capture program drop table1_cont // drops any programs with the same name
program define table1_cont
quietly {
syntax varlist
capture log close table1
log using "my_table_1.csv", text append name(table1) // append will 
// keep writing onto existing tables
foreach var of varlist `varlist' {
sum `var'
local `var'mean = r(mean)
local `var'sd = r(sd)
local `var'n=r(N)
sum `var' if treatment==0
local `var'mean0 = r(mean)
local `var'sd0 = r(sd)
local `var'n0=r(N)
sum `var' if treatment==1
local `var'mean1 = r(mean)
local `var'sd1 = r(sd)
local `var'n1=r(N)

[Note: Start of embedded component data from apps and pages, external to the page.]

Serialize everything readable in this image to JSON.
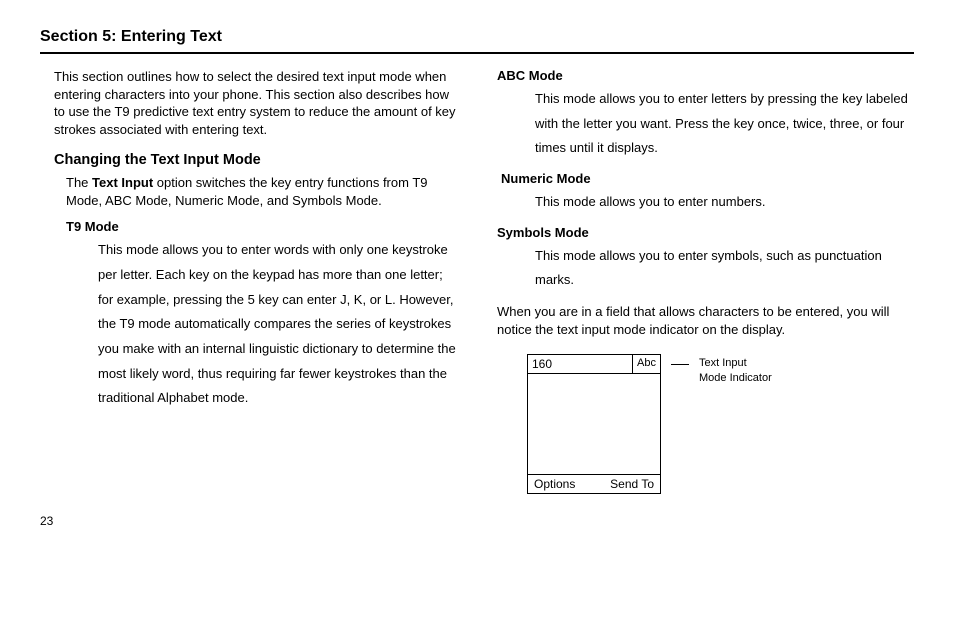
{
  "section_title": "Section 5: Entering Text",
  "intro": "This section outlines how to select the desired text input mode when entering characters into your phone. This section also describes how to use the T9 predictive text entry system to reduce the amount of key strokes associated with entering text.",
  "changing_heading": "Changing the Text Input Mode",
  "changing_para_pre": "The ",
  "changing_para_bold": "Text Input",
  "changing_para_post": " option switches the key entry functions from T9 Mode, ABC Mode, Numeric Mode, and Symbols Mode.",
  "t9_heading": "T9 Mode",
  "t9_desc": "This mode allows you to enter words with only one keystroke per letter. Each key on the keypad has more than one letter; for example, pressing the 5 key can enter J, K, or L. However, the T9 mode automatically compares the series of keystrokes you make with an internal linguistic dictionary to determine the most likely word, thus requiring far fewer keystrokes than the traditional Alphabet mode.",
  "abc_heading": "ABC Mode",
  "abc_desc": "This mode allows you to enter letters by pressing the key labeled with the letter you want. Press the key once, twice, three, or four times until it displays.",
  "numeric_heading": "Numeric Mode",
  "numeric_desc": "This mode allows you to enter numbers.",
  "symbols_heading": "Symbols Mode",
  "symbols_desc": "This mode allows you to enter symbols, such as punctuation marks.",
  "closing": "When you are in a field that allows characters to be entered, you will notice the text input mode indicator on the display.",
  "phone": {
    "count": "160",
    "mode": "Abc",
    "options": "Options",
    "send_to": "Send To",
    "callout_line1": "Text Input",
    "callout_line2": "Mode Indicator"
  },
  "page_number": "23"
}
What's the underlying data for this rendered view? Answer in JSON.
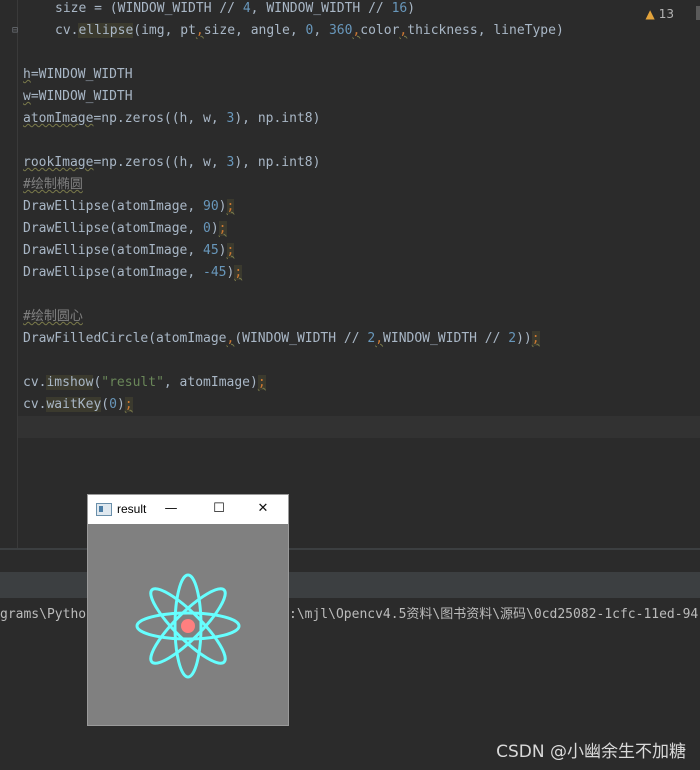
{
  "editor": {
    "lines": {
      "l1": {
        "a": "size = (WINDOW_WIDTH // ",
        "b": "4",
        "c": ", WINDOW_WIDTH // ",
        "d": "16",
        "e": ")"
      },
      "l2": {
        "a": "cv.",
        "fn": "ellipse",
        "b": "(img, pt",
        "c": ",",
        "d": "size, angle, ",
        "e": "0",
        "f": ", ",
        "g": "360",
        "h": ",",
        "i": "color",
        "j": ",",
        "k": "thickness, lineType)"
      },
      "l3": {
        "a": "h",
        "b": "=WINDOW_WIDTH"
      },
      "l4": {
        "a": "w",
        "b": "=WINDOW_WIDTH"
      },
      "l5": {
        "a": "atomImage",
        "b": "=np.zeros((h, w, ",
        "c": "3",
        "d": "), np.int8)"
      },
      "l6": {
        "a": "rookImage",
        "b": "=np.zeros((h, w, ",
        "c": "3",
        "d": "), np.int8)"
      },
      "l7": {
        "a": "#绘制椭圆"
      },
      "l8": {
        "a": "DrawEllipse(atomImage, ",
        "b": "90",
        "c": ")",
        "d": ";"
      },
      "l9": {
        "a": "DrawEllipse(atomImage, ",
        "b": "0",
        "c": ")",
        "d": ";"
      },
      "l10": {
        "a": "DrawEllipse(atomImage, ",
        "b": "45",
        "c": ")",
        "d": ";"
      },
      "l11": {
        "a": "DrawEllipse(atomImage, ",
        "b": "-45",
        "c": ")",
        "d": ";"
      },
      "l12": {
        "a": "#绘制圆心"
      },
      "l13": {
        "a": "DrawFilledCircle(atomImage",
        "b": ",",
        "c": "(WINDOW_WIDTH // ",
        "d": "2",
        "e": ",",
        "f": "WINDOW_WIDTH // ",
        "g": "2",
        "h": "))",
        "i": ";"
      },
      "l14": {
        "a": "cv.",
        "fn": "imshow",
        "b": "(",
        "c": "\"result\"",
        "d": ", atomImage)",
        "e": ";"
      },
      "l15": {
        "a": "cv.",
        "fn": "waitKey",
        "b": "(",
        "c": "0",
        "d": ")",
        "e": ";"
      }
    },
    "warnings": "13"
  },
  "run_panel": {
    "left_text": "grams\\Pytho",
    "right_text": ":\\mjl\\Opencv4.5资料\\图书资料\\源码\\0cd25082-1cfc-11ed-94"
  },
  "cv_window": {
    "title": "result",
    "minimize": "—",
    "maximize": "☐",
    "close": "✕"
  },
  "watermark": "CSDN @小幽余生不加糖",
  "colors": {
    "ellipse": "#66ffff",
    "center": "#ff7f7f",
    "canvas_bg": "#808080"
  }
}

noisily disp "`var' (Mean (SD))," ///
%3.1f ``var'mean' " (" %3.1f ``var'sd' "),"  ///
 %3.1f ``var'mean0' " (" %3.1f ``var'sd0' "),"  ///
 %3.1f ``var'mean1' " (" %3.1f ``var'sd1' ")"
} // end varlist loop
log close table1
} // end quietly

// program for dichotomous variables
capture program drop table1_dichotomous
program define table1_dichotomous
quietly {
syntax varlist
capture log close table1
log using "my_table_1.csv", text append name(table1)
foreach var of varlist `varlist' {
sum `var'
local `var'n= r(N)
local `var'mean = r(mean)*100
sum `var' if treatment==0
local `var'n0 = r(N)
local `var'mean0 = r(mean)*100
sum `var' if treatment==1
local `var'n1 = r(N)
local `var'mean1 = r(mean)*100
noisily disp "`var' (N (%))," ///
``var'n' " (" %3.1f ``var'mean' "),"  ///
``var'n0' " (" %3.1f ``var'mean0' ")," ///
``var'n1' " (" %3.1f ``var'mean1' ")" 
log close table1 
// now just call these programs as needed: 

table1_cont trunk 
table1_cont weight 
table1_dichotomous foreign 
// and so-on

Here is the output from the example above:

,All,Group 1,Group 2
trunk (Mean (SD)),13.8 (4.3),13.0 (3.9),14.8 (4.6)
weight (Mean (SD)),3019.5 (777.2),2906.0 (746.1),3176.8 (804.1)
foreign (N (%)),74 (29.7),43 (32.6),31 (25.8)

If opened with MS Excel, it will look like this: